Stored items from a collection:
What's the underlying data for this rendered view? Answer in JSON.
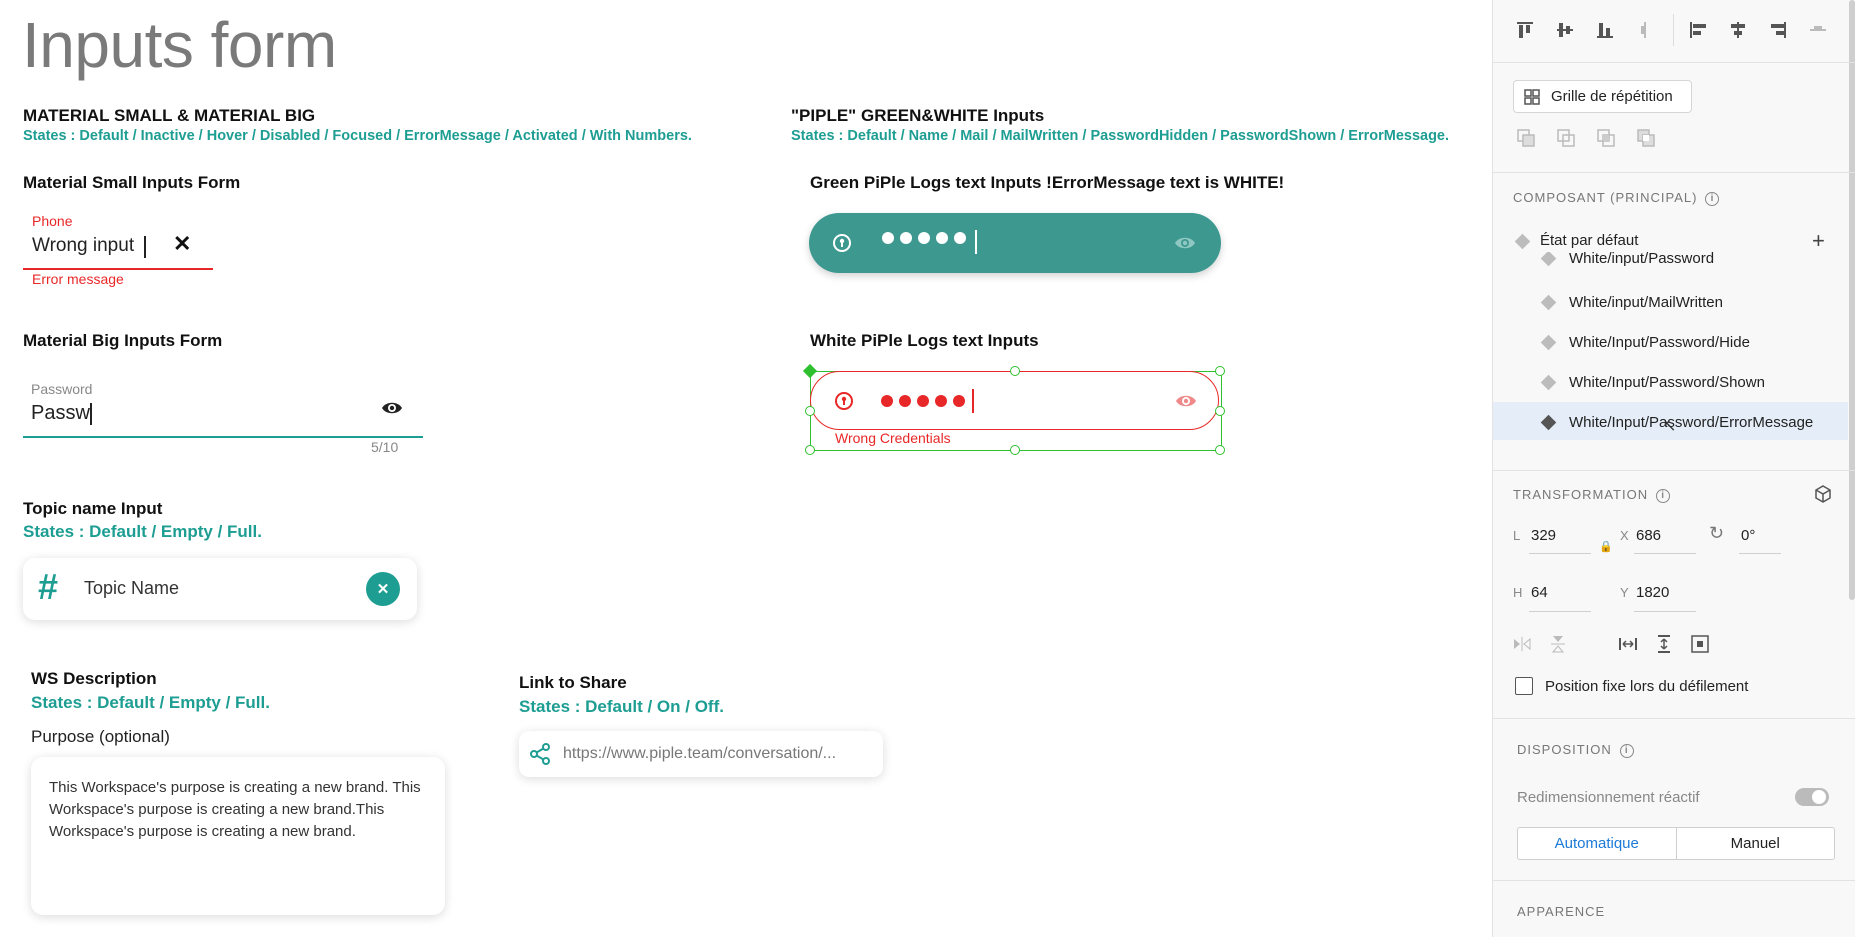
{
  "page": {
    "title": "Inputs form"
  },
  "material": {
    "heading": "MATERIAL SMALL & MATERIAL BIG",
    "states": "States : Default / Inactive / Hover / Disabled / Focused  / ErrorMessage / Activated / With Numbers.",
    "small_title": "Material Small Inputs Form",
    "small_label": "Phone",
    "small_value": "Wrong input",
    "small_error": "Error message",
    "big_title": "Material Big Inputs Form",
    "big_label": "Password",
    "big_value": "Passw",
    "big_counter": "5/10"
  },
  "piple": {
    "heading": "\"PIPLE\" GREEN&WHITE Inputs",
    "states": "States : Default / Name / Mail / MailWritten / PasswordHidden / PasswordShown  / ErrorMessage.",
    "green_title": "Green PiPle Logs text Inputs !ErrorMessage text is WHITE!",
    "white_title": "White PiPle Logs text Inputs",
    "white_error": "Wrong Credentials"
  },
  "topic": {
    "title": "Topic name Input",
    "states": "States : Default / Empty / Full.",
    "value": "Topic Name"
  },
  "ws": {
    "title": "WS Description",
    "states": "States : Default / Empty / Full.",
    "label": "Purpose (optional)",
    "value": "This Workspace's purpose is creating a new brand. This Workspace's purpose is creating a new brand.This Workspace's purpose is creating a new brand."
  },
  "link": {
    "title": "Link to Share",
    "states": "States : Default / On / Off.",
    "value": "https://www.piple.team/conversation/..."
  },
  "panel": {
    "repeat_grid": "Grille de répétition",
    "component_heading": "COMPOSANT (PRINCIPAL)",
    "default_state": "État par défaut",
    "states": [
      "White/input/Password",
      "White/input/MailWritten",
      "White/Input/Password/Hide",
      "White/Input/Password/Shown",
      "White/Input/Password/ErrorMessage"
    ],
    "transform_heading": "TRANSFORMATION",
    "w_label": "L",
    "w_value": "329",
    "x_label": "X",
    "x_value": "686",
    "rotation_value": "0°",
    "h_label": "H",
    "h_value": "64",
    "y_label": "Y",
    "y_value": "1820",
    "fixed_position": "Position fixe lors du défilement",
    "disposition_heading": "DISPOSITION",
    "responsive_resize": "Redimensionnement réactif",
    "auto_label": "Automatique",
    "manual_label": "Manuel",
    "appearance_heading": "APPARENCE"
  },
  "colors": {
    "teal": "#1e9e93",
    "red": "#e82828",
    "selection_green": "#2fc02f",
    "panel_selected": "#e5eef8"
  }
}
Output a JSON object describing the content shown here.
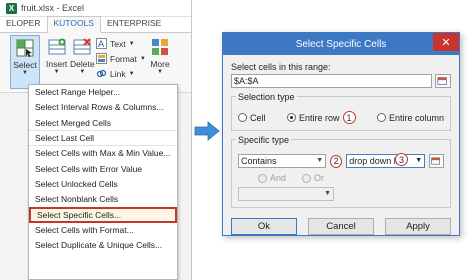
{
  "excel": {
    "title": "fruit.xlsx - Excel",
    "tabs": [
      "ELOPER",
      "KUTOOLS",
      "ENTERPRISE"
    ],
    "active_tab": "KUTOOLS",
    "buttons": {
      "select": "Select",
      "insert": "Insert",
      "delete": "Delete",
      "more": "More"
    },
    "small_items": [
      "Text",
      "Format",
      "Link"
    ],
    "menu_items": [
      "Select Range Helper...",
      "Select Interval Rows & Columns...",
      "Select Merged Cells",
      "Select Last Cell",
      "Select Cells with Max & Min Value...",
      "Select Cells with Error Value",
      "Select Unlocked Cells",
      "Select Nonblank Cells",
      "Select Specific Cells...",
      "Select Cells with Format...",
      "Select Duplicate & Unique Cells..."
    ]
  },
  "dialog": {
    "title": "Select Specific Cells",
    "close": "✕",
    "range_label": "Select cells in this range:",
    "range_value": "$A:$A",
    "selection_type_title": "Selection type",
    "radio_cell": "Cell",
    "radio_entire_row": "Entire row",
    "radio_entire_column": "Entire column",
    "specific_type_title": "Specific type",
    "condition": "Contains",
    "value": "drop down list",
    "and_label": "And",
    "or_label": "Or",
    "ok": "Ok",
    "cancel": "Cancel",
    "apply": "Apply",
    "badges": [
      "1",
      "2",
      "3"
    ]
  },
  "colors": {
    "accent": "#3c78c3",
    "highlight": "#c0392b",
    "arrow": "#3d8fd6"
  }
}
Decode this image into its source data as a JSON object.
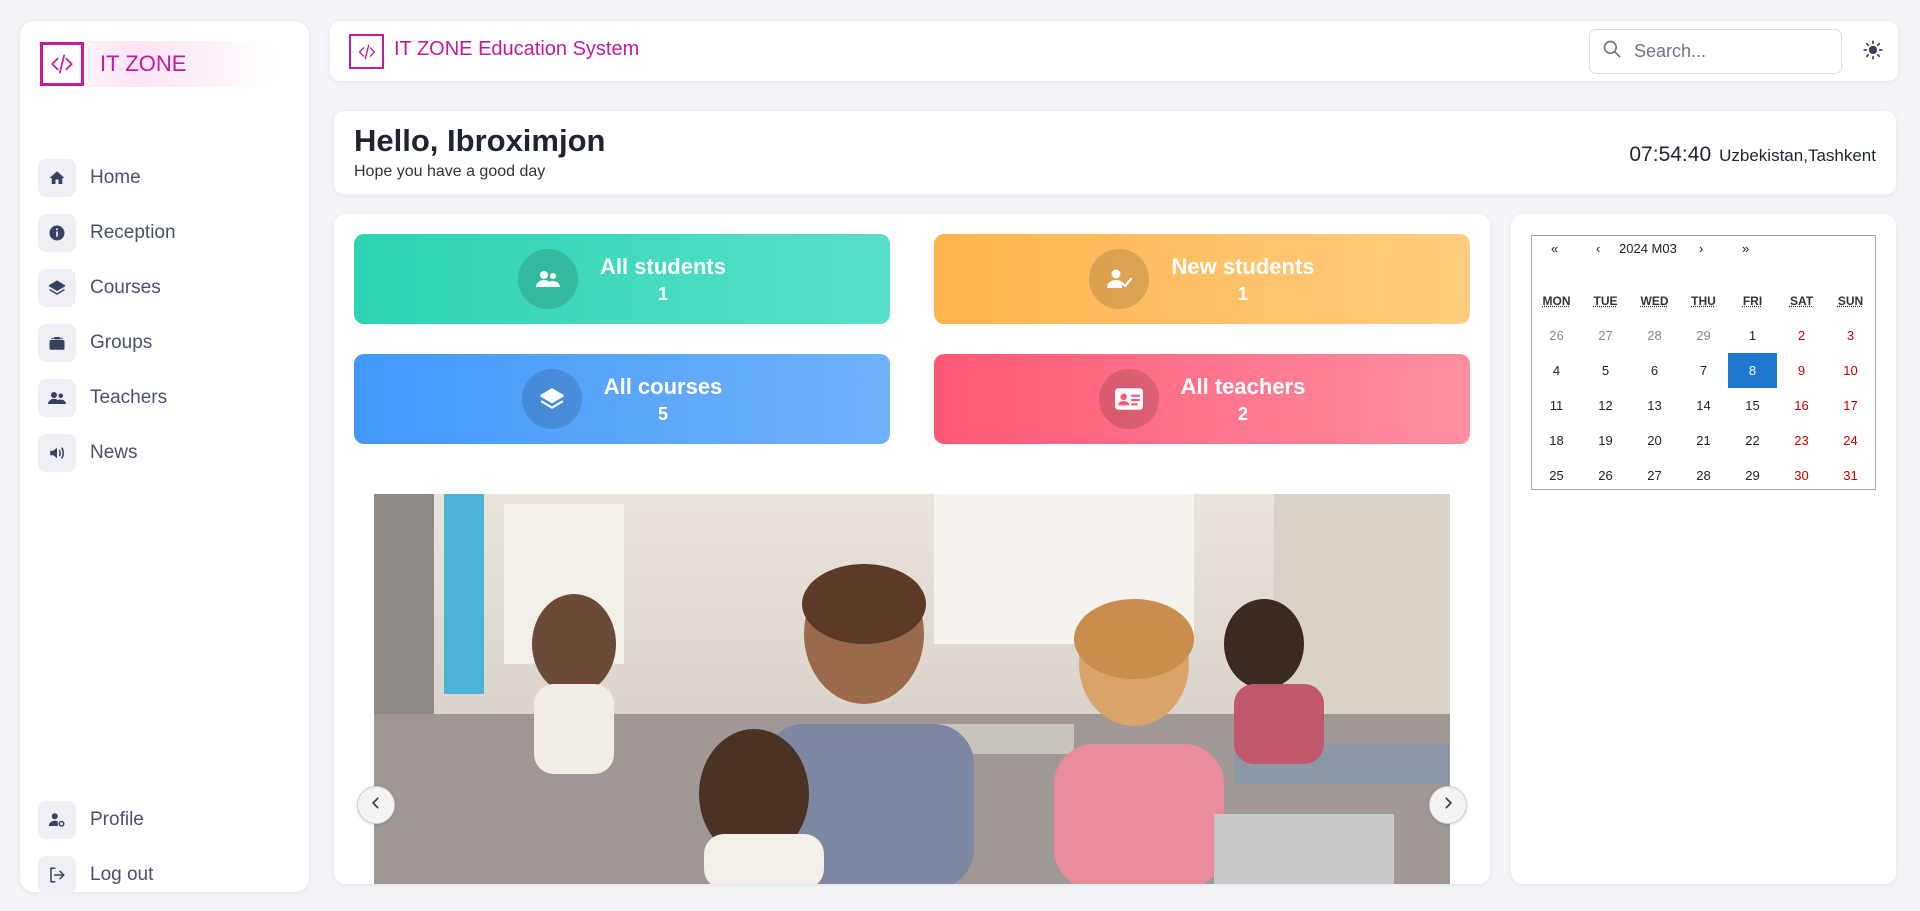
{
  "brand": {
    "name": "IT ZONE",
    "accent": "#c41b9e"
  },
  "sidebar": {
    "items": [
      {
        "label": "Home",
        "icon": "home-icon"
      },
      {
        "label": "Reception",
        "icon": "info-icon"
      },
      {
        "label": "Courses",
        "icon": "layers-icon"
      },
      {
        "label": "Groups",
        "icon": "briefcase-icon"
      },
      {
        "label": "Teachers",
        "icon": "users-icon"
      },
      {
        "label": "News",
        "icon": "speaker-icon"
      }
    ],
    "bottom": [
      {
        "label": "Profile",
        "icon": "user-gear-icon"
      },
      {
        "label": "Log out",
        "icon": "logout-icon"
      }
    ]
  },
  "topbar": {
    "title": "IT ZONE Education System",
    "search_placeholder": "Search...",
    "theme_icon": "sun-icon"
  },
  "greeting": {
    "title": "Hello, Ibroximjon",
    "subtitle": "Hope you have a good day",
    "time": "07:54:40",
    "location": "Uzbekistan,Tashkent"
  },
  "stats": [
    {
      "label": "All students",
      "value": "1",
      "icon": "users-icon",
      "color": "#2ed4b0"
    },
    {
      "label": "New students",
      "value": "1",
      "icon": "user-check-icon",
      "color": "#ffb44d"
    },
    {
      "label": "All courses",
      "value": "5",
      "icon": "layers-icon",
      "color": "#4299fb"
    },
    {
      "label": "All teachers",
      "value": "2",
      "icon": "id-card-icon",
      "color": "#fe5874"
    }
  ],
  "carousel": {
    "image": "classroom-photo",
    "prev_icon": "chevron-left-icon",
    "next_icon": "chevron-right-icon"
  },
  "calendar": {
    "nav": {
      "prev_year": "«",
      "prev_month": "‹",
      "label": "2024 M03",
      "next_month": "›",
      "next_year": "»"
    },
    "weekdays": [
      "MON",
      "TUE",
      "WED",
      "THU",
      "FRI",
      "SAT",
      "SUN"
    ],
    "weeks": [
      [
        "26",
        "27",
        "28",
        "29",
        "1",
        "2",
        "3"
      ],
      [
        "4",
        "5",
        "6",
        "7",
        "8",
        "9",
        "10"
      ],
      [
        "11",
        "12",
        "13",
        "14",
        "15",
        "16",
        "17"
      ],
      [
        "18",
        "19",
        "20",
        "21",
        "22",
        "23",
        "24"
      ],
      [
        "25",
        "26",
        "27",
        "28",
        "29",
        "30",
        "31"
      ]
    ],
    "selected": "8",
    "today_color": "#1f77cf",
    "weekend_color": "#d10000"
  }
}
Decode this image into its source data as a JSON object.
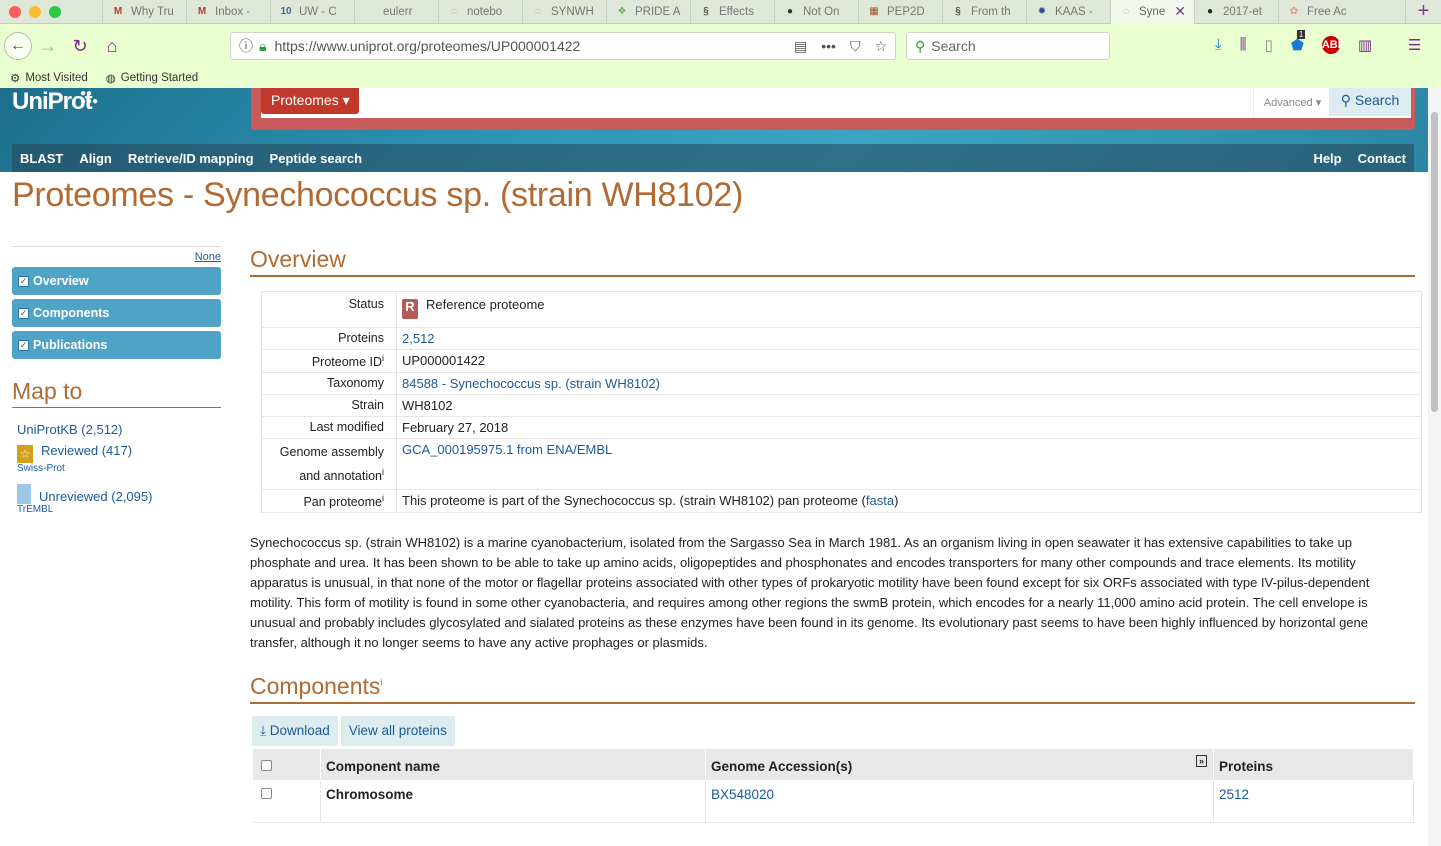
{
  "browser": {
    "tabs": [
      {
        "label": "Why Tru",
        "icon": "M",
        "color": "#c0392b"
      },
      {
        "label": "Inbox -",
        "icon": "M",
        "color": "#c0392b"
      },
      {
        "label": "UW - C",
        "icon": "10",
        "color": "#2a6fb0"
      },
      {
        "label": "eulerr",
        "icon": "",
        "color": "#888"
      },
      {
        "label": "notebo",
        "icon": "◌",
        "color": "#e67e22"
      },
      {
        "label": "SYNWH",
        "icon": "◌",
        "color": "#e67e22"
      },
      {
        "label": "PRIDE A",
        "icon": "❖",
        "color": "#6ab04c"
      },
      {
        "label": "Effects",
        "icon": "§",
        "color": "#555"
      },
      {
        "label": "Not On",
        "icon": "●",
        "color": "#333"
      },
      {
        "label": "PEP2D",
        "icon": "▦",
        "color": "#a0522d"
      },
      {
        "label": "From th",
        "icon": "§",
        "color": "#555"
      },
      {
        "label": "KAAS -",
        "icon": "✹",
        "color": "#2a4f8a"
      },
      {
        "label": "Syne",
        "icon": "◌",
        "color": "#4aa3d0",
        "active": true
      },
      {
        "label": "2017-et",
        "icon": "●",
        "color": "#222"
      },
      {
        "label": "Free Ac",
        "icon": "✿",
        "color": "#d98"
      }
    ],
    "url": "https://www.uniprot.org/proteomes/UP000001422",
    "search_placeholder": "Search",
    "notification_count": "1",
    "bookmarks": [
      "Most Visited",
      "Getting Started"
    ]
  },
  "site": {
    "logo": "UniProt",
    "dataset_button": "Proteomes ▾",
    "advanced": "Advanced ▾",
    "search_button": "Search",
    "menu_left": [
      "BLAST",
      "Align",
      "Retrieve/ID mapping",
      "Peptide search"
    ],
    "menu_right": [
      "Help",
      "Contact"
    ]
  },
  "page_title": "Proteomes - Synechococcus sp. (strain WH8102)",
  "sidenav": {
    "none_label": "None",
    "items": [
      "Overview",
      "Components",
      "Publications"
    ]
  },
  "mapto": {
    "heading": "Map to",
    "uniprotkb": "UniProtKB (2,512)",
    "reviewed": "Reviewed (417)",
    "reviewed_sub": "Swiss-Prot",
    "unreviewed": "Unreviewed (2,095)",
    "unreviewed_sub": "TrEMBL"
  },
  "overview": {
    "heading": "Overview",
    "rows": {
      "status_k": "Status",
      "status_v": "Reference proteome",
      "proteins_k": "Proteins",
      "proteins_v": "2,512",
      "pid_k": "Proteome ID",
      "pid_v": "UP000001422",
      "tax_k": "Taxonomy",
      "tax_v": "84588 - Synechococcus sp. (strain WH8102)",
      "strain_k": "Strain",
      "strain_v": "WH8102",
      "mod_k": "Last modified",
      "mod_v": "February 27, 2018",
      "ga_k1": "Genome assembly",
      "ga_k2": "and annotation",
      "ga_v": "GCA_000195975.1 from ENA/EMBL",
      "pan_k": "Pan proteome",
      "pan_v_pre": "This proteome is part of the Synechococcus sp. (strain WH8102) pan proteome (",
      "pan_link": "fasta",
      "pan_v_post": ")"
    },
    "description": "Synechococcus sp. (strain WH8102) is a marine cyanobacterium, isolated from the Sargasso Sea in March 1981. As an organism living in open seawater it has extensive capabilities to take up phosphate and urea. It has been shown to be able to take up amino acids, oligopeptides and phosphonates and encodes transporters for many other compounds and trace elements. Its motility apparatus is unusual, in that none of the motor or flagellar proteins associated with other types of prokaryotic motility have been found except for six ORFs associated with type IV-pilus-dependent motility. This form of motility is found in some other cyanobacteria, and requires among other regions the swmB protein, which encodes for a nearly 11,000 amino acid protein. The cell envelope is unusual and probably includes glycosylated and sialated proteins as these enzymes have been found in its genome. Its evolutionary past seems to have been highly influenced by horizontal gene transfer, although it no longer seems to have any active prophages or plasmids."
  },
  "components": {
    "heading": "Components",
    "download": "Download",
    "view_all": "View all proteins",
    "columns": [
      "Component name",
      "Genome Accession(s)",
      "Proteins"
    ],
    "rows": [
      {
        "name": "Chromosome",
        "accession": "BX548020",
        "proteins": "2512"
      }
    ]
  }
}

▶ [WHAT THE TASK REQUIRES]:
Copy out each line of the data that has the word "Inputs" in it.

▶ [ANSWER]:
    "title": "Inputs form"
    "small_title": "Material Small Inputs Form",
    "big_title": "Material Big Inputs Form",
    "heading": "\"PIPLE\" GREEN&WHITE Inputs",
    "green_title": "Green PiPle Logs text Inputs !ErrorMessage text is WHITE!",
    "white_title": "White PiPle Logs text Inputs",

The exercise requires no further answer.